The task =>
Restate each record word for word, omitting whatever pictures it holds.

═════ Information supplied ═════

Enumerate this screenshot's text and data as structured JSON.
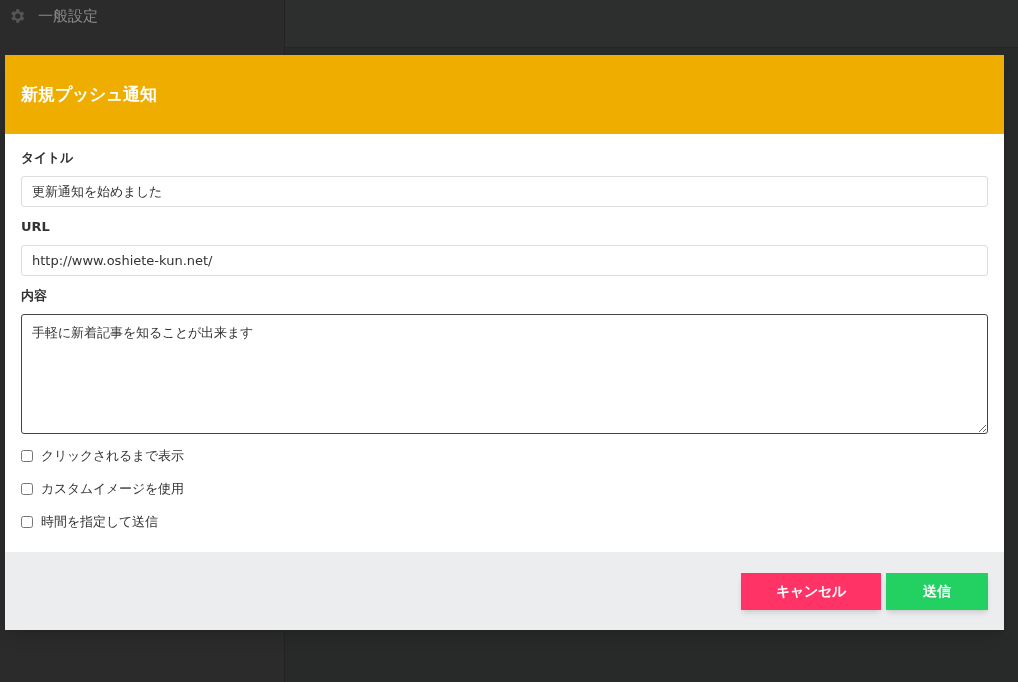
{
  "sidebar": {
    "items": [
      {
        "label": "一般設定"
      }
    ]
  },
  "dialog": {
    "title": "新規プッシュ通知",
    "fields": [
      {
        "kind": "input",
        "label": "タイトル",
        "value": "更新通知を始めました"
      },
      {
        "kind": "input",
        "label": "URL",
        "value": "http://www.oshiete-kun.net/"
      },
      {
        "kind": "textarea",
        "label": "内容",
        "value": "手軽に新着記事を知ることが出来ます"
      }
    ],
    "options": [
      {
        "label": "クリックされるまで表示",
        "checked": false
      },
      {
        "label": "カスタムイメージを使用",
        "checked": false
      },
      {
        "label": "時間を指定して送信",
        "checked": false
      }
    ],
    "buttons": [
      {
        "kind": "cancel",
        "label": "キャンセル"
      },
      {
        "kind": "submit",
        "label": "送信"
      }
    ]
  }
}
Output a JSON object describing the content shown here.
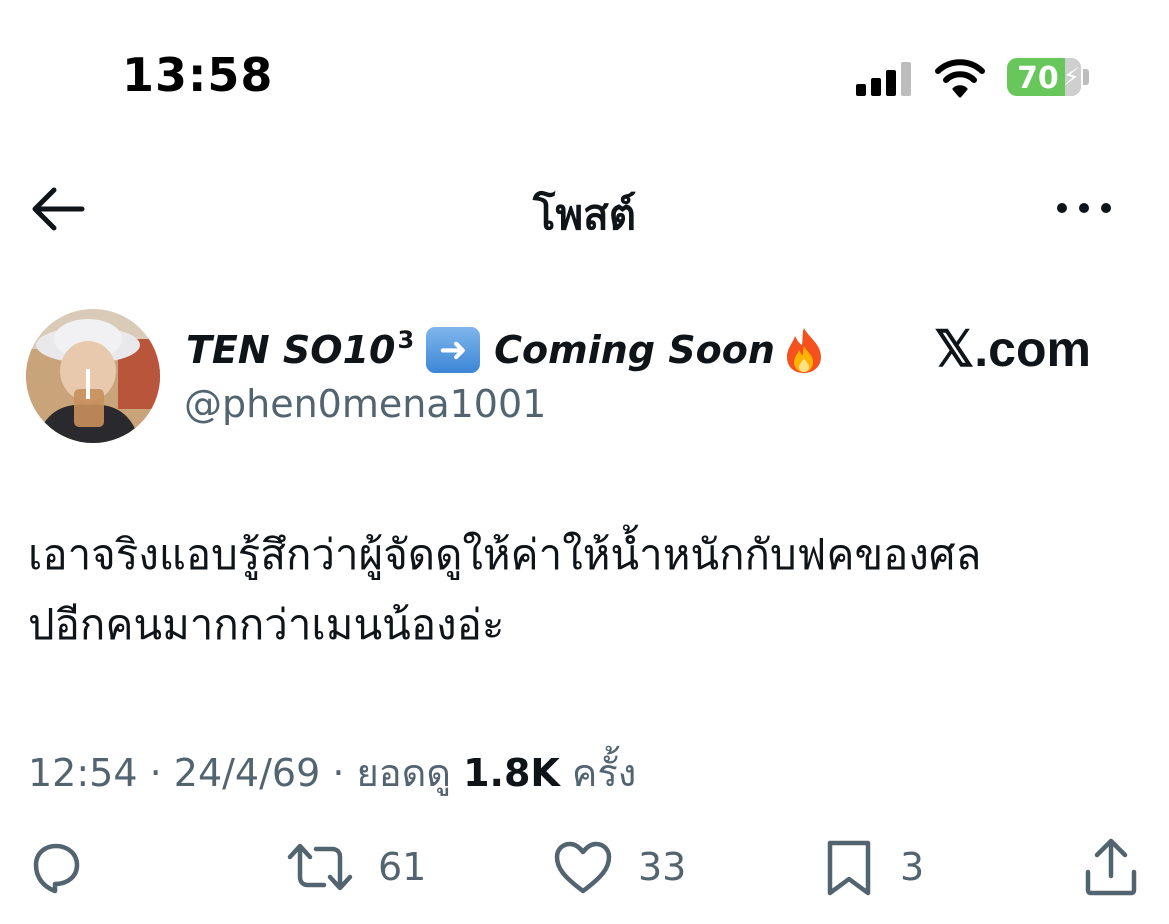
{
  "status_bar": {
    "time": "13:58",
    "battery_level": "70",
    "battery_color": "#67c75a"
  },
  "nav": {
    "title": "โพสต์",
    "back_icon": "arrow-left-icon",
    "more_icon": "more-horizontal-icon"
  },
  "post": {
    "author": {
      "name": "TEN SO10",
      "name_superscript": "3",
      "name_suffix": "Coming Soon",
      "handle": "@phen0mena1001"
    },
    "watermark": "𝕏.com",
    "text_lines": [
      "เอาจริงแอบรู้สึกว่าผู้จัดดูให้ค่าให้น้ำหนักกับฟคของศล",
      "ปอีกคนมากกว่าเมนน้องอ่ะ"
    ],
    "meta": {
      "time": "12:54",
      "date": "24/4/69",
      "views_label": "ยอดดู",
      "views_count": "1.8K",
      "views_suffix": "ครั้ง"
    },
    "actions": {
      "reply_icon": "reply-icon",
      "repost_icon": "repost-icon",
      "repost_count": "61",
      "like_icon": "heart-icon",
      "like_count": "33",
      "bookmark_icon": "bookmark-icon",
      "bookmark_count": "3",
      "share_icon": "share-icon"
    }
  }
}
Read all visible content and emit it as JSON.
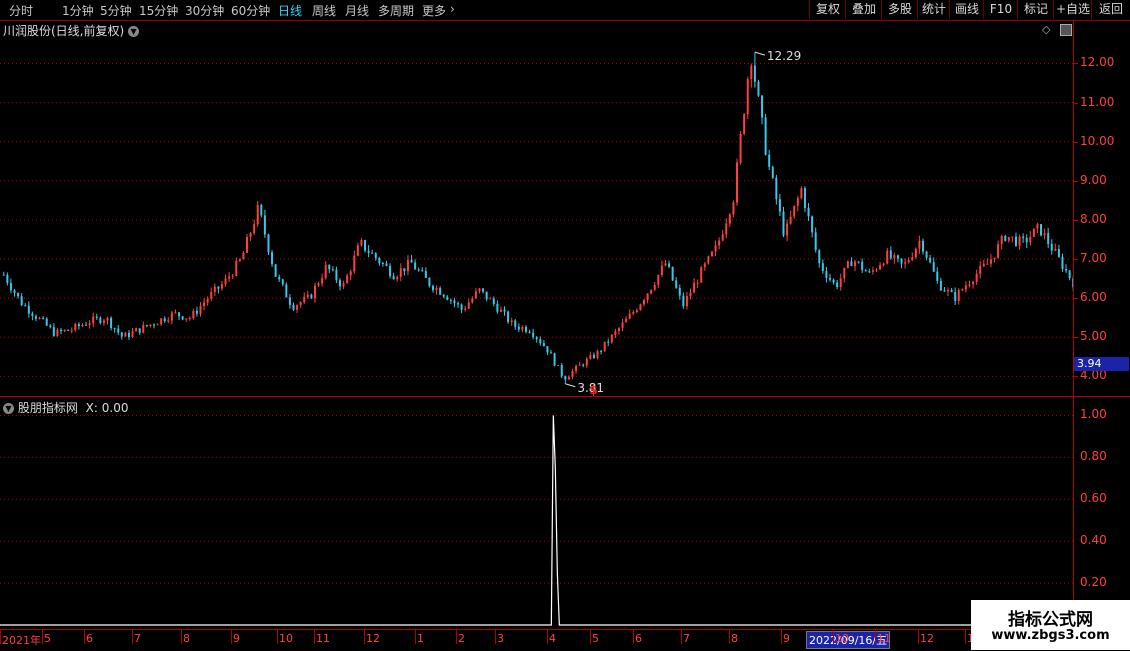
{
  "toolbar": {
    "periods": [
      "分时",
      "1分钟",
      "5分钟",
      "15分钟",
      "30分钟",
      "60分钟",
      "日线",
      "周线",
      "月线",
      "多周期",
      "更多"
    ],
    "active_period": "日线",
    "more_icon": "chevron-right-icon",
    "right_buttons": [
      "复权",
      "叠加",
      "多股",
      "统计",
      "画线",
      "F10",
      "标记",
      "+自选",
      "返回"
    ]
  },
  "main": {
    "title": "川润股份(日线,前复权)",
    "dropdown_icon": "chevron-down-icon",
    "corner_icons": [
      "diamond-icon",
      "panel-toggle-icon"
    ],
    "high_label": "12.29",
    "low_label": "3.81",
    "signal_marker": "$",
    "price_tag": "3.94",
    "y_ticks": [
      "12.00",
      "11.00",
      "10.00",
      "9.00",
      "8.00",
      "7.00",
      "6.00",
      "5.00",
      "4.00"
    ]
  },
  "indicator": {
    "title": "股朋指标网",
    "value_label": "X: 0.00",
    "dropdown_icon": "chevron-down-icon",
    "y_ticks": [
      "1.00",
      "0.80",
      "0.60",
      "0.40",
      "0.20"
    ]
  },
  "xaxis": {
    "labels": [
      "2021年",
      "5",
      "6",
      "7",
      "8",
      "9",
      "10",
      "11",
      "12",
      "1",
      "2",
      "3",
      "4",
      "5",
      "6",
      "7",
      "8",
      "9",
      "10",
      "11",
      "12",
      "1"
    ],
    "crosshair_date": "2022/09/16/五"
  },
  "watermark": {
    "title": "指标公式网",
    "url": "www.zbgs3.com"
  },
  "colors": {
    "up": "#ff4040",
    "down": "#3ac8e8",
    "grid": "#b00000",
    "active": "#39d0f0",
    "highlight": "#1b23a8"
  },
  "chart_data": [
    {
      "type": "candlestick",
      "title": "川润股份(日线,前复权)",
      "ylim": [
        3.6,
        12.6
      ],
      "y_ticks": [
        12,
        11,
        10,
        9,
        8,
        7,
        6,
        5,
        4
      ],
      "x_labels": [
        "2021年",
        "5",
        "6",
        "7",
        "8",
        "9",
        "10",
        "11",
        "12",
        "1",
        "2",
        "3",
        "4",
        "5",
        "6",
        "7",
        "8",
        "9",
        "10",
        "11",
        "12",
        "1"
      ],
      "approx_close_path": [
        6.6,
        5.9,
        5.5,
        5.1,
        5.2,
        5.4,
        5.5,
        5.0,
        5.2,
        5.4,
        5.6,
        5.5,
        6.0,
        6.4,
        7.0,
        8.3,
        6.6,
        5.8,
        6.0,
        6.8,
        6.3,
        7.4,
        7.0,
        6.6,
        6.9,
        6.4,
        6.1,
        5.7,
        6.2,
        5.8,
        5.3,
        5.2,
        4.7,
        3.95,
        4.3,
        4.6,
        5.1,
        5.6,
        6.2,
        6.9,
        5.8,
        6.6,
        7.3,
        8.6,
        12.29,
        9.5,
        7.6,
        8.8,
        6.9,
        6.3,
        7.0,
        6.6,
        7.1,
        6.8,
        7.5,
        6.4,
        6.0,
        6.5,
        6.9,
        7.6,
        7.4,
        7.8,
        7.1,
        6.4
      ],
      "high": 12.29,
      "low": 3.81,
      "last": 3.94
    },
    {
      "type": "line",
      "title": "股朋指标网",
      "ylim": [
        0,
        1.05
      ],
      "y_ticks": [
        1.0,
        0.8,
        0.6,
        0.4,
        0.2
      ],
      "series": [
        {
          "values_note_spike_near_low": [
            0,
            0,
            1.0,
            0.75,
            0.25,
            0,
            0
          ]
        }
      ]
    }
  ]
}
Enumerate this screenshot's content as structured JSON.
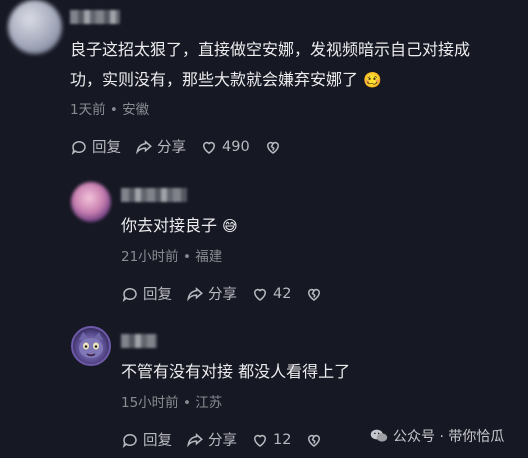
{
  "comments": [
    {
      "text_line1": "良子这招太狠了，直接做空安娜，发视频暗示自己对接成",
      "text_line2": "功，实则没有，那些大款就会嫌弃安娜了",
      "emoji": "🥴",
      "time": "1天前",
      "location": "安徽",
      "reply_label": "回复",
      "share_label": "分享",
      "likes": "490"
    },
    {
      "text_line1": "你去对接良子",
      "emoji": "😅",
      "time": "21小时前",
      "location": "福建",
      "reply_label": "回复",
      "share_label": "分享",
      "likes": "42"
    },
    {
      "text_line1": "不管有没有对接 都没人看得上了",
      "time": "15小时前",
      "location": "江苏",
      "reply_label": "回复",
      "share_label": "分享",
      "likes": "12"
    }
  ],
  "separator": "•",
  "watermark": "公众号 · 带你恰瓜",
  "colors": {
    "background": "#161823",
    "text": "#ececee",
    "meta": "#8a8b91",
    "actions": "#b9bac0"
  }
}
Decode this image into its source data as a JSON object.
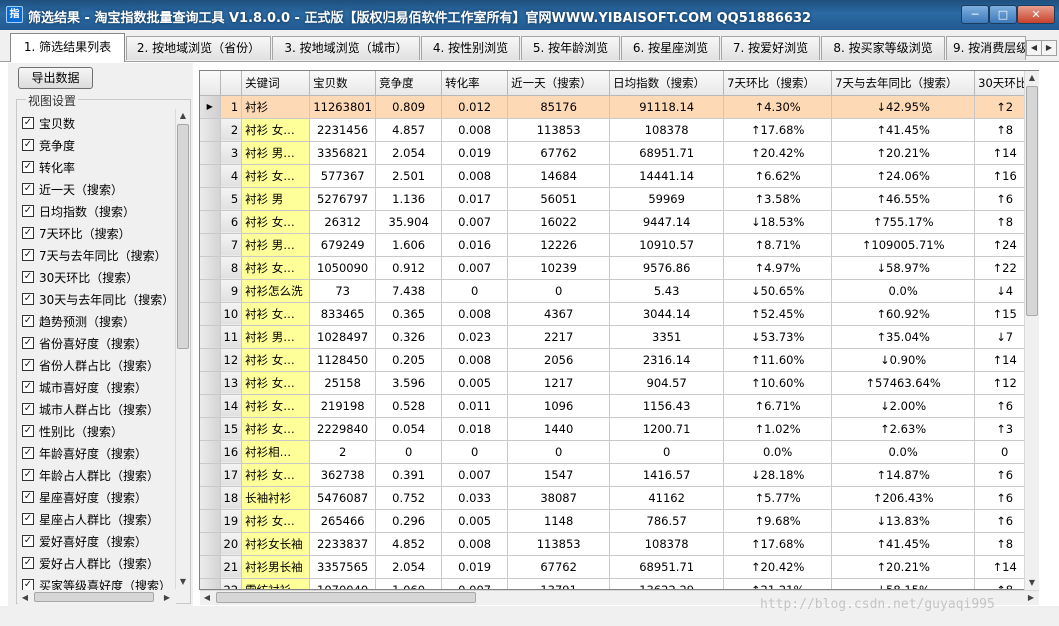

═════

Exercise output =>
Enumerate this screenshot's text and data as structured JSON.
{
  "sidebar": {
    "items": [
      {
        "label": "一般設定"
      }
    ]
  },
  "dialog": {
    "title": "新規プッシュ通知",
    "fields": [
      {
        "kind": "input",
        "label": "タイトル",
        "value": "更新通知を始めました"
      },
      {
        "kind": "input",
        "label": "URL",
        "value": "http://www.oshiete-kun.net/"
      },
      {
        "kind": "textarea",
        "label": "内容",
        "value": "手軽に新着記事を知ることが出来ます"
      }
    ],
    "options": [
      {
        "label": "クリックされるまで表示",
        "checked": false
      },
      {
        "label": "カスタムイメージを使用",
        "checked": false
      },
      {
        "label": "時間を指定して送信",
        "checked": false
      }
    ],
    "buttons": [
      {
        "kind": "cancel",
        "label": "キャンセル"
      },
      {
        "kind": "submit",
        "label": "送信"
      }
    ]
  }
}
Output a JSON object describing the content shown here.
{
  "status_bar": {
    "time": "13:58",
    "battery_level": "70",
    "battery_color": "#67c75a"
  },
  "nav": {
    "title": "โพสต์",
    "back_icon": "arrow-left-icon",
    "more_icon": "more-horizontal-icon"
  },
  "post": {
    "author": {
      "name": "TEN SO10",
      "name_superscript": "3",
      "name_suffix": "Coming Soon",
      "handle": "@phen0mena1001"
    },
    "watermark": "𝕏.com",
    "text_lines": [
      "เอาจริงแอบรู้สึกว่าผู้จัดดูให้ค่าให้น้ำหนักกับฟคของศล",
      "ปอีกคนมากกว่าเมนน้องอ่ะ"
    ],
    "meta": {
      "time": "12:54",
      "date": "24/4/69",
      "views_label": "ยอดดู",
      "views_count": "1.8K",
      "views_suffix": "ครั้ง"
    },
    "actions": {
      "reply_icon": "reply-icon",
      "repost_icon": "repost-icon",
      "repost_count": "61",
      "like_icon": "heart-icon",
      "like_count": "33",
      "bookmark_icon": "bookmark-icon",
      "bookmark_count": "3",
      "share_icon": "share-icon"
    }
  }
}
Read all visible content and emit it as JSON.
{
  "toolbar": {
    "periods": [
      "分时",
      "1分钟",
      "5分钟",
      "15分钟",
      "30分钟",
      "60分钟",
      "日线",
      "周线",
      "月线",
      "多周期",
      "更多"
    ],
    "active_period": "日线",
    "more_icon": "chevron-right-icon",
    "right_buttons": [
      "复权",
      "叠加",
      "多股",
      "统计",
      "画线",
      "F10",
      "标记",
      "+自选",
      "返回"
    ]
  },
  "main": {
    "title": "川润股份(日线,前复权)",
    "dropdown_icon": "chevron-down-icon",
    "corner_icons": [
      "diamond-icon",
      "panel-toggle-icon"
    ],
    "high_label": "12.29",
    "low_label": "3.81",
    "signal_marker": "$",
    "price_tag": "3.94",
    "y_ticks": [
      "12.00",
      "11.00",
      "10.00",
      "9.00",
      "8.00",
      "7.00",
      "6.00",
      "5.00",
      "4.00"
    ]
  },
  "indicator": {
    "title": "股朋指标网",
    "value_label": "X: 0.00",
    "dropdown_icon": "chevron-down-icon",
    "y_ticks": [
      "1.00",
      "0.80",
      "0.60",
      "0.40",
      "0.20"
    ]
  },
  "xaxis": {
    "labels": [
      "2021年",
      "5",
      "6",
      "7",
      "8",
      "9",
      "10",
      "11",
      "12",
      "1",
      "2",
      "3",
      "4",
      "5",
      "6",
      "7",
      "8",
      "9",
      "10",
      "11",
      "12",
      "1"
    ],
    "crosshair_date": "2022/09/16/五"
  },
  "watermark": {
    "title": "指标公式网",
    "url": "www.zbgs3.com"
  },
  "colors": {
    "up": "#ff4040",
    "down": "#3ac8e8",
    "grid": "#b00000",
    "active": "#39d0f0",
    "highlight": "#1b23a8"
  },
  "chart_data": [
    {
      "type": "candlestick",
      "title": "川润股份(日线,前复权)",
      "ylim": [
        3.6,
        12.6
      ],
      "y_ticks": [
        12,
        11,
        10,
        9,
        8,
        7,
        6,
        5,
        4
      ],
      "x_labels": [
        "2021年",
        "5",
        "6",
        "7",
        "8",
        "9",
        "10",
        "11",
        "12",
        "1",
        "2",
        "3",
        "4",
        "5",
        "6",
        "7",
        "8",
        "9",
        "10",
        "11",
        "12",
        "1"
      ],
      "approx_close_path": [
        6.6,
        5.9,
        5.5,
        5.1,
        5.2,
        5.4,
        5.5,
        5.0,
        5.2,
        5.4,
        5.6,
        5.5,
        6.0,
        6.4,
        7.0,
        8.3,
        6.6,
        5.8,
        6.0,
        6.8,
        6.3,
        7.4,
        7.0,
        6.6,
        6.9,
        6.4,
        6.1,
        5.7,
        6.2,
        5.8,
        5.3,
        5.2,
        4.7,
        3.95,
        4.3,
        4.6,
        5.1,
        5.6,
        6.2,
        6.9,
        5.8,
        6.6,
        7.3,
        8.6,
        12.29,
        9.5,
        7.6,
        8.8,
        6.9,
        6.3,
        7.0,
        6.6,
        7.1,
        6.8,
        7.5,
        6.4,
        6.0,
        6.5,
        6.9,
        7.6,
        7.4,
        7.8,
        7.1,
        6.4
      ],
      "high": 12.29,
      "low": 3.81,
      "last": 3.94
    },
    {
      "type": "line",
      "title": "股朋指标网",
      "ylim": [
        0,
        1.05
      ],
      "y_ticks": [
        1.0,
        0.8,
        0.6,
        0.4,
        0.2
      ],
      "series": [
        {
          "values_note_spike_near_low": [
            0,
            0,
            1.0,
            0.75,
            0.25,
            0,
            0
          ]
        }
      ]
    }
  ]
}
Enumerate this screenshot's content as structured JSON.
{
  "comments": [
    {
      "text_line1": "良子这招太狠了，直接做空安娜，发视频暗示自己对接成",
      "text_line2": "功，实则没有，那些大款就会嫌弃安娜了",
      "emoji": "🥴",
      "time": "1天前",
      "location": "安徽",
      "reply_label": "回复",
      "share_label": "分享",
      "likes": "490"
    },
    {
      "text_line1": "你去对接良子",
      "emoji": "😅",
      "time": "21小时前",
      "location": "福建",
      "reply_label": "回复",
      "share_label": "分享",
      "likes": "42"
    },
    {
      "text_line1": "不管有没有对接 都没人看得上了",
      "time": "15小时前",
      "location": "江苏",
      "reply_label": "回复",
      "share_label": "分享",
      "likes": "12"
    }
  ],
  "separator": "•",
  "watermark": "公众号 · 带你恰瓜",
  "colors": {
    "background": "#161823",
    "text": "#ececee",
    "meta": "#8a8b91",
    "actions": "#b9bac0"
  }
}
Decode this image into its source data as a JSON object.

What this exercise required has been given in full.